As passed, S3205 establishes an expedited expungement process for certain minor marijuana, hashish, and paraphernalia convictions. While laudable for its social justice aims, such a process may have the unintended and unfair effect of delaying the review of standard expungement petitions. The Governor’s changes therefore suggest having the court immediately seal an individual’s record upon the disposition of charges for possession or distribution of a small amount of marijuana or hashish or related drug paraphernalia. Further, the Governor’s change would ensure that the sealed marijuana or hashish convictions cannot not be used for sentencing purposes in any other case. This process provides relief while avoiding delays.

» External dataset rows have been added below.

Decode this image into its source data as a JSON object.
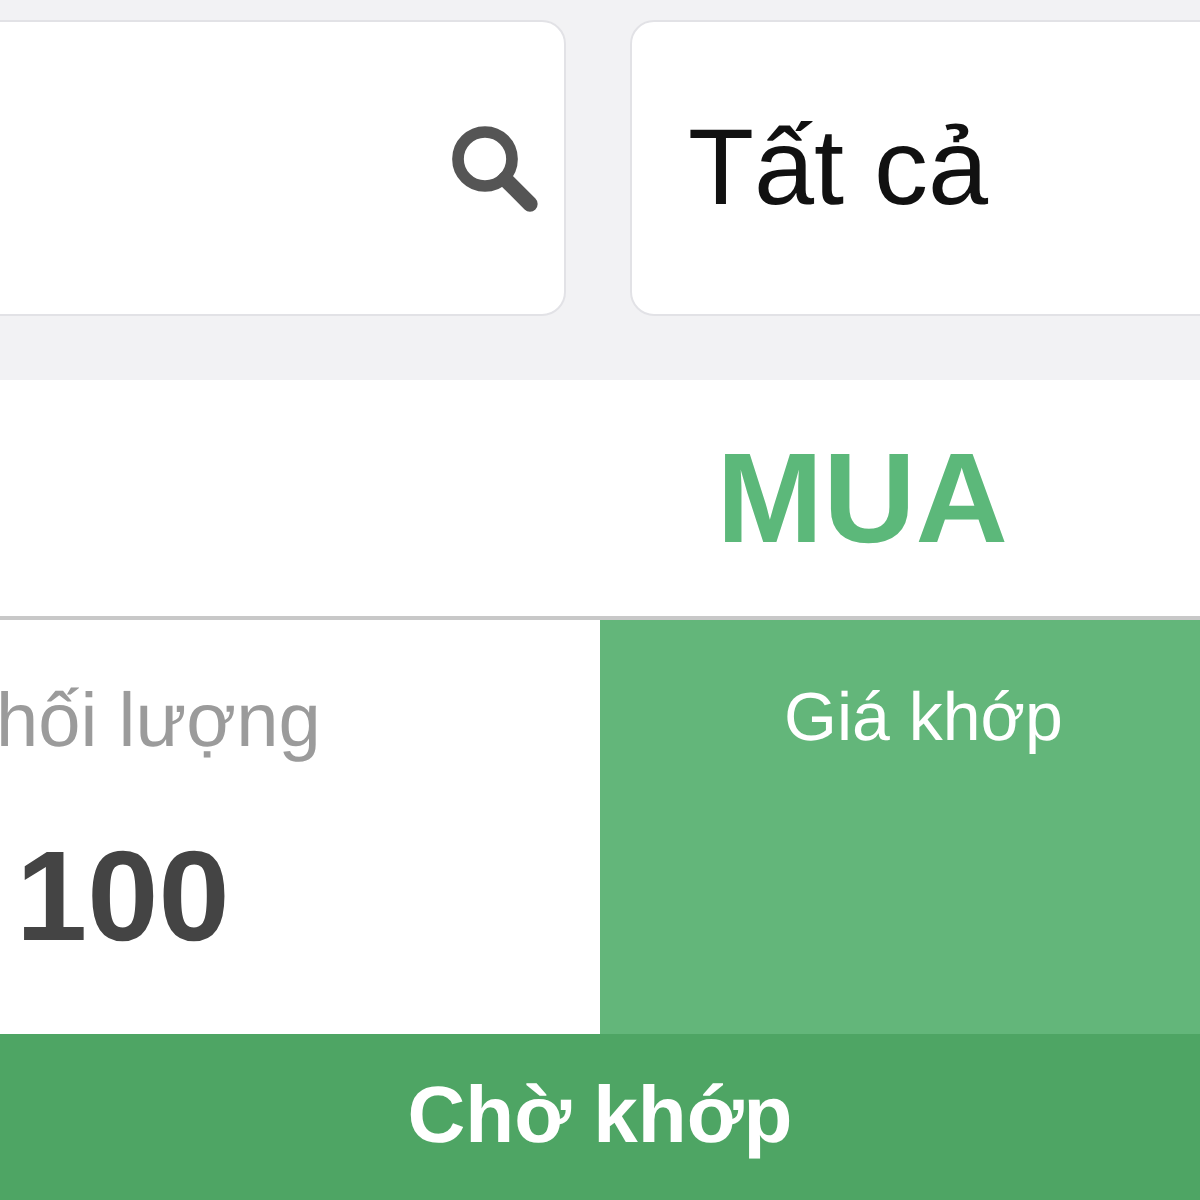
{
  "filters": {
    "status_dropdown": {
      "value": "Tất cả"
    }
  },
  "side": "MUA",
  "order": {
    "volume_label": "hối lượng",
    "volume": "100",
    "price_label": "Giá khớp"
  },
  "status": "Chờ khớp"
}
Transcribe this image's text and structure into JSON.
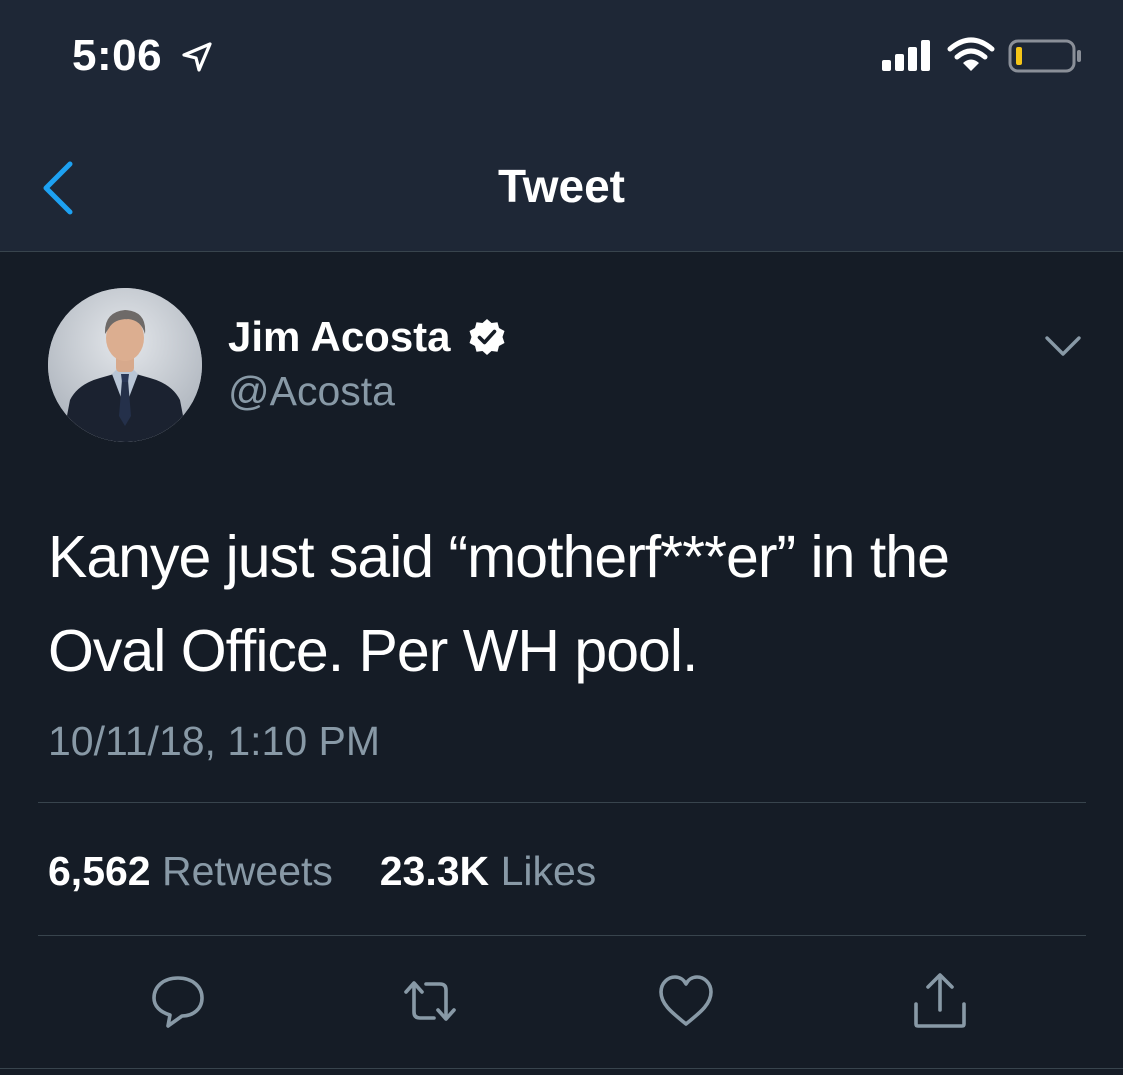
{
  "status_bar": {
    "time": "5:06",
    "icons": [
      "location-arrow-icon",
      "cellular-signal-icon",
      "wifi-icon",
      "battery-low-icon"
    ]
  },
  "nav": {
    "back_icon": "chevron-left-icon",
    "title": "Tweet"
  },
  "tweet": {
    "author": {
      "display_name": "Jim Acosta",
      "handle": "@Acosta",
      "verified": true
    },
    "text_line_1": "Kanye just said “motherf***er” in the",
    "text_line_2": "Oval Office. Per WH pool.",
    "timestamp": "10/11/18, 1:10 PM",
    "stats": {
      "retweets_count": "6,562",
      "retweets_label": "Retweets",
      "likes_count": "23.3K",
      "likes_label": "Likes"
    },
    "actions": [
      "reply-icon",
      "retweet-icon",
      "like-icon",
      "share-icon"
    ]
  },
  "colors": {
    "header_bg": "#1e2736",
    "body_bg": "#151c26",
    "accent_blue": "#1da1f2",
    "secondary_text": "#8899a6",
    "divider": "#38444d",
    "battery_low": "#f5c518"
  }
}
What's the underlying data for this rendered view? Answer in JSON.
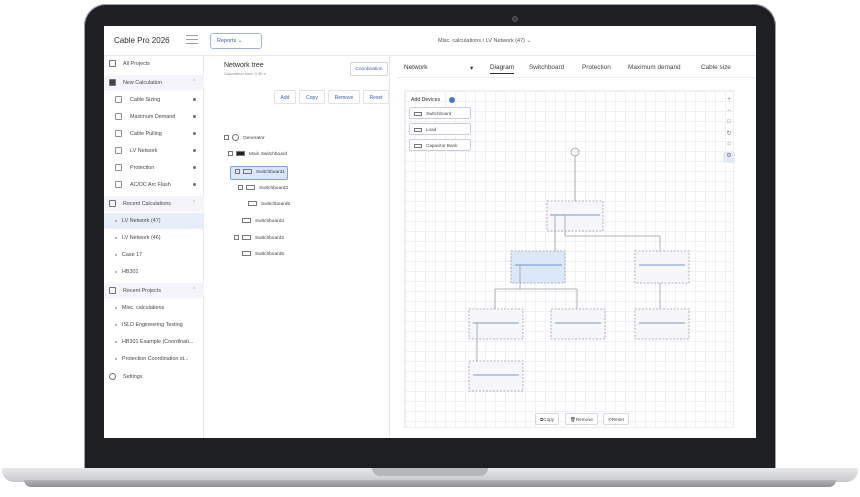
{
  "app": {
    "title": "Cable Pro 2026",
    "reports_label": "Reports ⌄",
    "breadcrumb": "Misc. calculations  /  LV Network (47)  ⌄"
  },
  "sidebar": {
    "all_projects": "All Projects",
    "new_calculation": "New Calculation",
    "calc_items": [
      "Cable Sizing",
      "Maximum Demand",
      "Cable Pulling",
      "LV Network",
      "Protection",
      "AC/DC Arc Flash"
    ],
    "recent_calculations": "Recent Calculations",
    "recent_calc_items": [
      "LV Network (47)",
      "LV Network (46)",
      "Case 17",
      "HB301"
    ],
    "recent_projects": "Recent Projects",
    "recent_project_items": [
      "Misc. calculations",
      "ISLD Engineering Testing",
      "HB301 Example (Coordinati...",
      "Protection Coordination st..."
    ],
    "settings": "Settings"
  },
  "tree": {
    "title": "Network tree",
    "subtitle": "Calculation time: 0.38 s",
    "coordination": "Coordination",
    "actions": [
      "Add",
      "Copy",
      "Remove",
      "Reset"
    ],
    "nodes": [
      "Generator",
      "Main Switchboard",
      "Switchboard1",
      "Switchboard3",
      "Switchboard5",
      "Switchboard4",
      "Switchboard2",
      "Switchboard6"
    ]
  },
  "right": {
    "network_select": "Network",
    "tabs": [
      "Diagram",
      "Switchboard",
      "Protection",
      "Maximum demand",
      "Cable size"
    ],
    "add_devices": "Add Devices",
    "device_buttons": [
      "Switchboard",
      "Load",
      "Capacitor Bank"
    ],
    "bottom_actions": [
      "Copy",
      "Remove",
      "Reset"
    ]
  },
  "colors": {
    "accent": "#3d5da8",
    "selection": "#d9e6fb",
    "bus": "#4a78c8"
  }
}
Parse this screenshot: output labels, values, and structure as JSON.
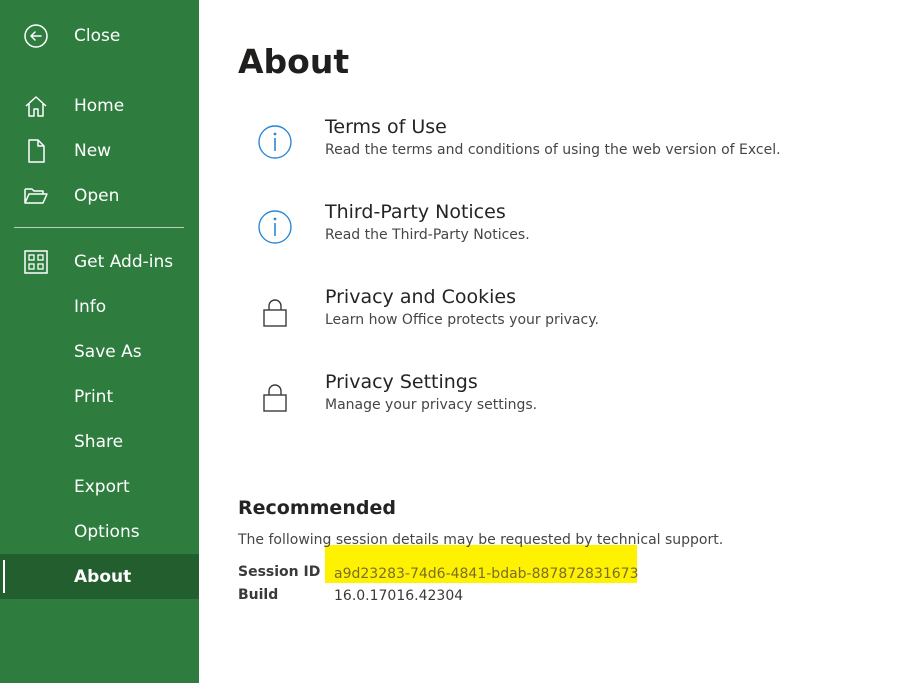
{
  "sidebar": {
    "close": {
      "label": "Close",
      "icon": "back-arrow-icon"
    },
    "items": [
      {
        "label": "Home",
        "icon": "home-icon"
      },
      {
        "label": "New",
        "icon": "new-document-icon"
      },
      {
        "label": "Open",
        "icon": "folder-open-icon"
      },
      {
        "label": "Get Add-ins",
        "icon": "add-ins-grid-icon"
      },
      {
        "label": "Info"
      },
      {
        "label": "Save As"
      },
      {
        "label": "Print"
      },
      {
        "label": "Share"
      },
      {
        "label": "Export"
      },
      {
        "label": "Options"
      },
      {
        "label": "About",
        "selected": true
      }
    ]
  },
  "main": {
    "title": "About",
    "items": [
      {
        "title": "Terms of Use",
        "description": "Read the terms and conditions of using the web version of Excel.",
        "icon": "info-icon"
      },
      {
        "title": "Third-Party Notices",
        "description": "Read the Third-Party Notices.",
        "icon": "info-icon"
      },
      {
        "title": "Privacy and Cookies",
        "description": "Learn how Office protects your privacy.",
        "icon": "lock-icon"
      },
      {
        "title": "Privacy Settings",
        "description": "Manage your privacy settings.",
        "icon": "lock-icon"
      }
    ],
    "recommended": {
      "title": "Recommended",
      "description": "The following session details may be requested by technical support.",
      "session_label": "Session ID",
      "session_value": "a9d23283-74d6-4841-bdab-887872831673",
      "build_label": "Build",
      "build_value": "16.0.17016.42304"
    }
  },
  "colors": {
    "sidebar_bg": "#2e7d3e",
    "sidebar_selected_bg": "#225e2e",
    "info_icon": "#2b88d8",
    "highlight": "#fff200"
  }
}
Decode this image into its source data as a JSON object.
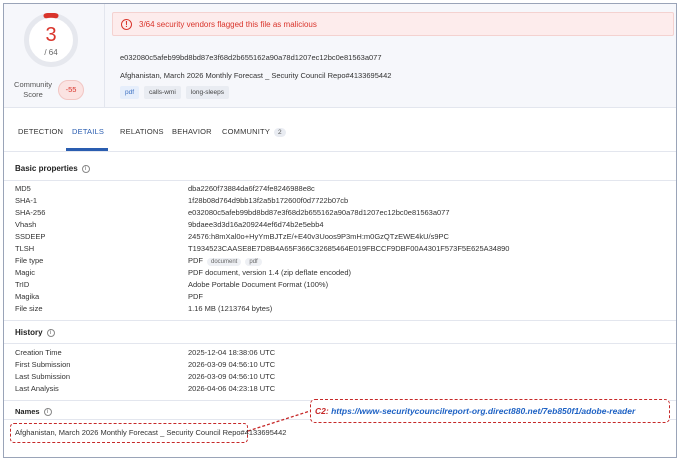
{
  "score": {
    "detected": "3",
    "total": "/ 64",
    "community_label": "Community Score",
    "community_value": "-55"
  },
  "alert": {
    "icon": "!",
    "text": "3/64 security vendors flagged this file as malicious"
  },
  "file": {
    "hash": "e032080c5afeb99bd8bd87e3f68d2b655162a90a78d1207ec12bc0e81563a077",
    "name": "Afghanistan, March 2026 Monthly Forecast _ Security Council Repo#4133695442",
    "tags": [
      "pdf",
      "calls-wmi",
      "long-sleeps"
    ]
  },
  "tabs": [
    {
      "label": "DETECTION"
    },
    {
      "label": "DETAILS"
    },
    {
      "label": "RELATIONS"
    },
    {
      "label": "BEHAVIOR"
    },
    {
      "label": "COMMUNITY",
      "count": "2"
    }
  ],
  "basic": {
    "title": "Basic properties",
    "rows": [
      {
        "k": "MD5",
        "v": "dba2260f73884da6f274fe8246988e8c"
      },
      {
        "k": "SHA-1",
        "v": "1f28b08d764d9bb13f2a5b172600f0d7722b07cb"
      },
      {
        "k": "SHA-256",
        "v": "e032080c5afeb99bd8bd87e3f68d2b655162a90a78d1207ec12bc0e81563a077"
      },
      {
        "k": "Vhash",
        "v": "9bdaee3d3d16a209244ef6d74b2e5ebb4"
      },
      {
        "k": "SSDEEP",
        "v": "24576:h8mXal0o+HyYmBJTzE/+E40v3Uoos9P3mH:m0GzQTzEWE4kU/s9PC"
      },
      {
        "k": "TLSH",
        "v": "T1934523CAASE8E7D8B4A65F366C32685464E019FBCCF9DBF00A4301F573F5E625A34890"
      },
      {
        "k": "File type",
        "v": "PDF",
        "tags": [
          "document",
          "pdf"
        ]
      },
      {
        "k": "Magic",
        "v": "PDF document, version 1.4 (zip deflate encoded)"
      },
      {
        "k": "TrID",
        "v": "Adobe Portable Document Format (100%)"
      },
      {
        "k": "Magika",
        "v": "PDF"
      },
      {
        "k": "File size",
        "v": "1.16 MB (1213764 bytes)"
      }
    ]
  },
  "history": {
    "title": "History",
    "rows": [
      {
        "k": "Creation Time",
        "v": "2025-12-04 18:38:06 UTC"
      },
      {
        "k": "First Submission",
        "v": "2026-03-09 04:56:10 UTC"
      },
      {
        "k": "Last Submission",
        "v": "2026-03-09 04:56:10 UTC"
      },
      {
        "k": "Last Analysis",
        "v": "2026-04-06 04:23:18 UTC"
      }
    ]
  },
  "names": {
    "title": "Names",
    "value": "Afghanistan, March 2026 Monthly Forecast _ Security Council Repo#4133695442"
  },
  "annotation": {
    "label": "C2:",
    "url": "https://www-securitycouncilreport-org.direct880.net/7eb850f1/adobe-reader",
    "color": "#c62828"
  },
  "colors": {
    "accent": "#2a5db0",
    "malicious": "#d9342b",
    "link": "#1e62c4"
  }
}
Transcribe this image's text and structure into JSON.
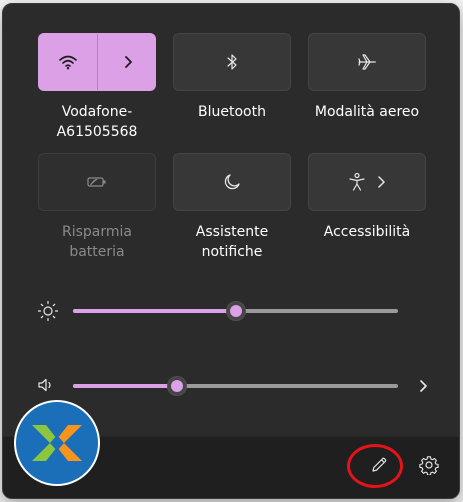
{
  "quick_settings": {
    "tiles": [
      {
        "label": "Vodafone-\nA61505568",
        "label_line1": "Vodafone-",
        "label_line2": "A61505568",
        "icon": "wifi-icon",
        "state": "on",
        "has_expand": true
      },
      {
        "label": "Bluetooth",
        "icon": "bluetooth-icon",
        "state": "off"
      },
      {
        "label": "Modalità aereo",
        "icon": "airplane-icon",
        "state": "off"
      },
      {
        "label_line1": "Risparmia",
        "label_line2": "batteria",
        "icon": "battery-saver-icon",
        "state": "disabled"
      },
      {
        "label_line1": "Assistente",
        "label_line2": "notifiche",
        "icon": "moon-icon",
        "state": "off"
      },
      {
        "label": "Accessibilità",
        "icon": "accessibility-icon",
        "state": "off",
        "has_expand": true
      }
    ]
  },
  "brightness": {
    "icon": "sun-icon",
    "value": 0.5
  },
  "volume": {
    "icon": "speaker-icon",
    "value": 0.32,
    "expand_icon": "chevron-right-icon"
  },
  "footer": {
    "edit_icon": "pencil-icon",
    "settings_icon": "gear-icon",
    "logo": "app-logo"
  },
  "colors": {
    "accent": "#dba0e6",
    "panel": "#2b2b2b",
    "footer": "#1f1f1f",
    "highlight_circle": "#e3131a"
  }
}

Changes to Existing Expungement Procedures
The Governor’s changes would require the State to establish an electronic expungement filing system that would streamline expungement processing, eliminate filing fees to petition for an expungement, and eliminate the current expensive requirement on individuals to send notices of the petition to various law enforcement agencies. These changes would lift the financial and time-consuming burden on individuals seeking relief.
The Governor’s changes also recommend incorporating amendments suggested by the Administrative Office of the Courts, which address technical and procedural issues identified by the Judicial Branch, which is responsible for conducting the expungement petition filing and hearing process. The Governor’s changes suggest modifications from the Department of Treasury that are designed to facilitate the collection of fines in response to changes in the bill that shift responsibility from the courts to the Department.
Advocates expressed their support for the Governor’s conditional veto.
“The NAACP has been involved in the cannabis conversation solely because of its connection to civil rights,” said Richard T. Smith, President of the NAACP New Jersey State Chapter.“We believe that the wrongs committed by the war on drugs and its agents can not begin to be repaired until people can have their lives back from senseless low-level marijuana offenses. We are glad to see the Governor’s office conditionally veto this bill in hopes of making it stronger and the language clearer. The NAACP looks forward to working with the Governor’s office to ensure that everyone will have open access to free and expedited expungement.”
“This is a major step towards the restoration of thousands of lives,” said Reverend Charles Boyer. “Governor Murphy continues to show his commitment to unravel a punitive system disproportionately inflicted upon people of color. This is robust; this is a commitment; this is real.”
“On behalf of the Latino Acton Network we celebrate not only this legislation but also Governor Murphy’s conditional veto that adds automatic expungement for individuals who have had stayed crime and conviction free for ten years or more,” said Cuqui Rivera, Criminal Justice Reform Chair at the Latino Action Network. “The stigma surrounding a criminal record is debilitating in so many aspects of one’s journey that to rebuild their lives after time served is virtually beyond possible. As advocates in criminal justice reform for the last 2 decades, we have worked long and hard on this very legislation. Thank you to ALL in the legislature, the administration and the advocate community who have worked so hard to realize this victory. It takes the Village.
“Governor Murphy’s conditional veto puts our state on the path to ensure that New Jerseyans burdened with criminal convictions – disproportionately people of color – will no longer need to navigate an onerous legal system to obtain the well-documented benefits of expungement,” said Amol Sinha, Executive Director of the American Civil Liberties Union of New Jersey. “Instead, they will be able to expunge their records as soon as they become eligible. In the coming months, the ACLU-NJ will work hard to guarantee that the task force created by the CV provides recommendations, and that the Legislature takes up legislation, to create a fairer and more efficient system for expungements.”
Read the conditional veto here.